When last we saw Rock Band VR back at GDC it was essentially just the obvious ”Rock Band in virtual reality.” Put on the Oculus Rift and you’d see yourself on stage, guitar in hand, adoring crowd staring up at you in rapt anticipation. The familiar “Note Highway” would appear at the foot of the stage, and you’d play a song.
But as I mentioned in my impressions, “The current foot-of-the-stage placement for the note track leaves you with little time to admire your surroundings.” If you’ve played Rock Band on a normal TV, you know what I mean—your eyes are locked onto the stream of upcoming notes. You could light my living room on fire and I probably wouldn’t notice until the end of a song. (Please don’t do this.)
So Harmonix decided to go a different direction. That’s what we saw at PAX this weekend, holed up in a hotel meeting room.
What the team’s essentially done is taken the freestyle guitar solos from Rock Band 4 and fleshed them out to entire songs. In Rock Band 4, Harmonix changed guitar solos from a complicated set of licks to a more performative system where any button you played, you’d sound good. You could play fast, you could play slow, and it’d always be in key—the important part.
It was a bit more like playing a real guitar solo, though the tradeoff for Rock Band purists was that it made the game less skill-based and less points-driven.

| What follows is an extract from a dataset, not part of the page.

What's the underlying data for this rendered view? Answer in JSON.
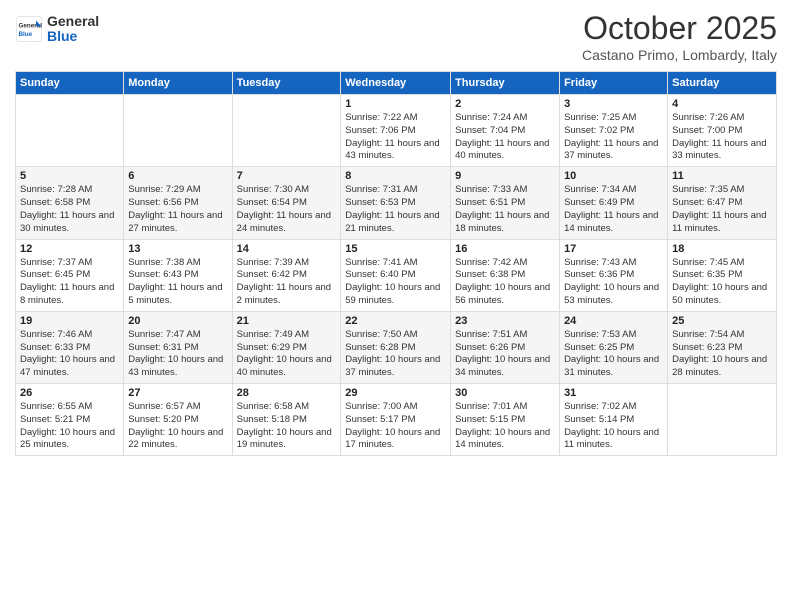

And if you’re that type of super-technical Rock Band player? Well, you probably won’t like what’s been done with Rock Band VR.
Harmonix has ditched the note highway entirely, at least in the default mode of Rock Band VR. I confirmed that you could turn it back on and—presumably—stick with the old foot-of-the-stage note highway design. We’ll take a look when the full game releases.
But the intended way to play Rock Band VR is now “freestyle everything.” Harmonix has recorded a ton of guitar riffs which then, depending on what buttons you’re holding down and how fast you strum, are played in time with the original song and sort-of feel like “playing guitar.”
There’s a skill-based portion to this—different button combinations represent different chord types, and playing them at specific times or playing various patterns will net you score multipliers. Two buttons side-by-side? Muted power chord. Two buttons with a gap in between? Regular power chord. And so on.
The point though is that you can make music without really needing to pay attention to any one thing. The “suggested” chord shapes appear on the guitar’s headstock if you’re going for score, but Rock Band VR is more concerned with the feel of being on-stage.
And it works, at least in the realm of a fifteen minute demo. I played through Van Halen’s “Panama” and Bon Jovi’s “Livin’ on a Prayer,” and it’s freeing to not have to stare at the damn note highway. You can better appreciate the fact that you’re really on-stage! Playing a show for people with weirdly big heads! They’re all cheering for you! You can look over at the drummer, noodle around with the bassist, or get right up in front of the stage and play guitar into the faces of your fans.
Hell, you can even do Angus Young’s weird little trot-squat move and trigger overdrive (instead of lifting the guitar neck). It’s dumb, it’s fantastic, and I’m so happy Harmonix thought of it.
Rock Band VR is concerned with presentation, with the experience. And that’s a pretty good place for a virtual reality game to start from, not slavishly porting old features into a medium that doesn’t work.
My worry at the moment however is that it’s a great VR demo, maybe not so great once the novelty wears off. I’m a big Rock Band fan, but part of the draw was playing with friends. That’s gone in Rock Band VR, since it’s just guitar. The other draw, and the thing that convinced me to sometimes play alone? The skill portion. Getting better at a riff, running it over and over until you could nail it note for note and see your score at the end. That, too, is mostly gone in Rock Band VR. You can chase score with the new chord system—Harmonix made sure to tell me that many, many times during my demo—but it doesn’t provide the immediate feedback or satisfaction of nailing a riff on the note highway.
There is a story mode in Rock Band VR though, and that could be the game’s saving grace—something to convince you to keep playing even once the “Oh, I’m on stage!” glee runs out. Rock Band 4’s career mode was pretty hilarious, and I’m hoping Harmonix can bring that spirit and creativity over to VR. There’s a lot that could be done to make you feel like you’re living that rock star lifestyle from the confines of your living room.
One last thing I think’s important to mention: You’re going to want some real speakers for this one, or some decent standalone headphones. I’ve been impressed with Oculus’s built-in headphones—they’re convenient, and put out pretty decent sound considering their size. But for concert-style music? Not good enough. Harmonix had music playing through normal desk speakers too, and it made a world of difference.
Despite some compromises, I’m still excited. Rock Band VR is one of the more creative applications I’ve seen for the as-yet-unreleased Oculus Touch controllers, and it’s one hell of a Touch launch title—Rock Band on the PC! At last! Whenever Touch finally launches, I guarantee I’ll be spending a fair few hours in my rock star persona.
Hopefully I don’t develop a crippling virtual heroin addiction at the same time.